Copy each line below in which the string "JSON" occurs.

=== Task data ===

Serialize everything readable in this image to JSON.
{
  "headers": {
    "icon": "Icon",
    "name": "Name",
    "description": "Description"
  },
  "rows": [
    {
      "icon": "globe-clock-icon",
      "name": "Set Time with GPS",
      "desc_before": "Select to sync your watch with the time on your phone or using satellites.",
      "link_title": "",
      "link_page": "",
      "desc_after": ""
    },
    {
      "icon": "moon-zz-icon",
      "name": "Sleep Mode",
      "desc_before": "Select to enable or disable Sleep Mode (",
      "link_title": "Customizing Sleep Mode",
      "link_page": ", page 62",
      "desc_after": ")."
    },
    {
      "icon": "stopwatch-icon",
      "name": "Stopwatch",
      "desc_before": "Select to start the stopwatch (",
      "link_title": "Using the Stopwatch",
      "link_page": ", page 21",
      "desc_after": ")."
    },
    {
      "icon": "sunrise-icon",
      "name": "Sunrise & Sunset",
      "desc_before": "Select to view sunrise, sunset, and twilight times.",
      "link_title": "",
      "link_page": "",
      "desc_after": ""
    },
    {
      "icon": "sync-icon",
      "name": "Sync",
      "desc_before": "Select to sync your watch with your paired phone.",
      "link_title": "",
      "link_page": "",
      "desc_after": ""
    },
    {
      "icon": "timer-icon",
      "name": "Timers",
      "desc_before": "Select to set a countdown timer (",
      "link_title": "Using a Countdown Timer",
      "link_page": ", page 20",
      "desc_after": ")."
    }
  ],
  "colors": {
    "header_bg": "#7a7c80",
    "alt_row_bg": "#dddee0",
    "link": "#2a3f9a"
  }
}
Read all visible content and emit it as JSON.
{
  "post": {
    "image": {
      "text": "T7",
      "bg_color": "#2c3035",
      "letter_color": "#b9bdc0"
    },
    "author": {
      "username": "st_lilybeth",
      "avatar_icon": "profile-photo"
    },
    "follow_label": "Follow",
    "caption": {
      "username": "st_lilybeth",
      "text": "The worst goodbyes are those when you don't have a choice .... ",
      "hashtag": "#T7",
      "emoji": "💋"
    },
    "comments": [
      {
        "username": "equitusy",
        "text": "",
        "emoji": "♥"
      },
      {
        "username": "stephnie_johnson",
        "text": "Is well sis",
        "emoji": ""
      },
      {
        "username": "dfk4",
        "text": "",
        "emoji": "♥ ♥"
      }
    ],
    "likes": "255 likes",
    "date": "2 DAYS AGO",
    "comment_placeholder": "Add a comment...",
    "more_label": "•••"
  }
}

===

◆ Response:
Serialize everything readable in this image to JSON.
Read all visible content and emit it as JSON.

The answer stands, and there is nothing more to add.